As politician and pundit, Jean Lapierre stood at the centre of Quebec politics for more than a generation.
- Funeral for Jean Lapierre, 5 family members to take place Friday, April 8
He died Tuesday in a plane crash, along with his wife, Nicole Beaulieu, and three siblings as they made their way to the funeral for Lapierre's father, Raymond, on the Magdalen Islands.
The funeral for all six deceased family members has been set for Friday, April 8 in Bassin, on Amherst Island – the most southerly of the Magdalen Islands, where Raymond Lapierre raised his family.
A commemorative mass will take place in Montreal the following week, on Saturday, April 16 at 11 a.m. at St-Viateur d'Outremont Church.
Mon père Raymond C. Lapierre vient de mourir à l'âge de 83 ans après un long combat contre la maladie de Parkinson. pic.twitter.com/OuW9Xkovyc— @Jean_Lapierre
Lapierre, 59, had a near ubiquitous presence in Quebec media in recent years.
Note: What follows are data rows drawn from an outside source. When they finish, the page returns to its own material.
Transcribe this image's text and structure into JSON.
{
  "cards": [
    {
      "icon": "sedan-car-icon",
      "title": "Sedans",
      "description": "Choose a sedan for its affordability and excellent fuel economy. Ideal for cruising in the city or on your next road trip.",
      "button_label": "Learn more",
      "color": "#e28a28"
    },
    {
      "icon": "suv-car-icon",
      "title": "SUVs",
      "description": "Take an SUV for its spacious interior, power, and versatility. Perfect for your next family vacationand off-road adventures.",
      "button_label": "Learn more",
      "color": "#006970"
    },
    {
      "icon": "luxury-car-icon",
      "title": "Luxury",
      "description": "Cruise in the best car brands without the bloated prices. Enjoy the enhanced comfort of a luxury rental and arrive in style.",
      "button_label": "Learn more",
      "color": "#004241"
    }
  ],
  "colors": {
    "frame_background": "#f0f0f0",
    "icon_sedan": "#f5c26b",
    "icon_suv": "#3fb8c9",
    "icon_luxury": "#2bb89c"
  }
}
He was a go-to political commentator on radio and television in both official languages.
On any given day, his opinions and reporting about federal and provincial politics were heard by hundreds of thousands of Quebecers.
Lapierre and the rat-pack
But before joining the fourth estate, Lapierre was known as a masterful if chameleon-like political operative.
He spent the first decade of his elected career as a Liberal MP for Shefford, Que., serving as the deputy House leader in 1984.
In Opposition, he developed a reputation for his acerbic questions and was part of the so-called "rat pack," a group of young hotshot Liberal MPs that included Sheila Copps, Brian Tobin and Don Boudria.
"We were part of a group that was trying to save the party after the big 1984 defeat," Copps said Tuesday, after learning of Lapierre's death. "We worked together every day."
But when the Meech Lake accord was torpedoed, with the help of several prominent Liberals, he questioned the direction of his party.
At the 1990 Liberal convention, Lapierre campaigned against Meech Lake opponent Jean Chrétien, openly calling him a "sell-out" and wearing a black arm-band to mark the accord's failure.
"As a federalist from Quebec, I feel let down," Lapierre told a CBC reporter covering the convention. "It's pretty sad for the country and for Quebec."
Later, Lapierre would stun his Liberal colleagues when he joined Lucien Bouchard and dozens of other disaffected Progressive Conservative and Liberal MPs to form the Bloc Québecois.
That bold move helped launch a sea-change in federal politics, as the Bloc would spend the better part of the next 20 years as the dominant Quebec party.
He stepped away from politics in 1992, becoming a media commentator.
Return to the Liberals
But Lapierre changed his colours again, back to Liberal red, to help rescue the party amid the sponsorship scandal.
Paul Martin turned to Lapierre's Rolodex and charismatic personality ahead of the 2004 election, making him his Quebec lieutenant.
"I never saw myself as a separatist," Lapierre said at the time. "I saw myself as somebody who wanted to bring about a level playing field for Quebec."
In spite of the sponsorship scandal, Lapierre helped the Liberals win enough seats in Quebec to salvage a minority government for Martin. He was rewarded by being named transport minister.
Even Lapierre, though, could do little to stem the desire for a change prompted by the revelations at the sponsorship scandal inquiry led by Justice John Gomery.
He was one of the few Liberal MPs who kept their seat after the Grits were turfed from power in 2006.
But he resigned from politics shortly thereafter, joining the French-language TVA network to co-host a popular political program with Paul Larocque.
"Paul Martin became prime minister and then got hit by a big truck called Gomery," Lapierre said while announcing his retirement.
"After that, it was very difficult. People didn't trust any more politicians in general and Liberals in particular. In those murky waters, it was difficult for anyone to swim and stay afloat."
'Someone who loved politics'
Lapierre was born in Bassin, Que., in 1956. Childhood friends and teachers recalled a brilliant and curious student.
He asked so many questions in class that his high school history teacher, Urbain Renaud, had to tell him "Give a chance to the others, Jean."
Lapierre was first elected to the House of Commons in 1979, the same year he graduated from the University of Ottawa law school.
"I think he'll be remembered as a person who absolutely loved politics, who loved communicating it," said Bernard St-Laurent, who spent years covering Lapierre as CBC's chief political correspondent for Quebec.
"There are a lot of people who can be quite cynical of politics.… but Jean was one of the people who saw that politics was more than that and because of his passion for it, was able to communicate it."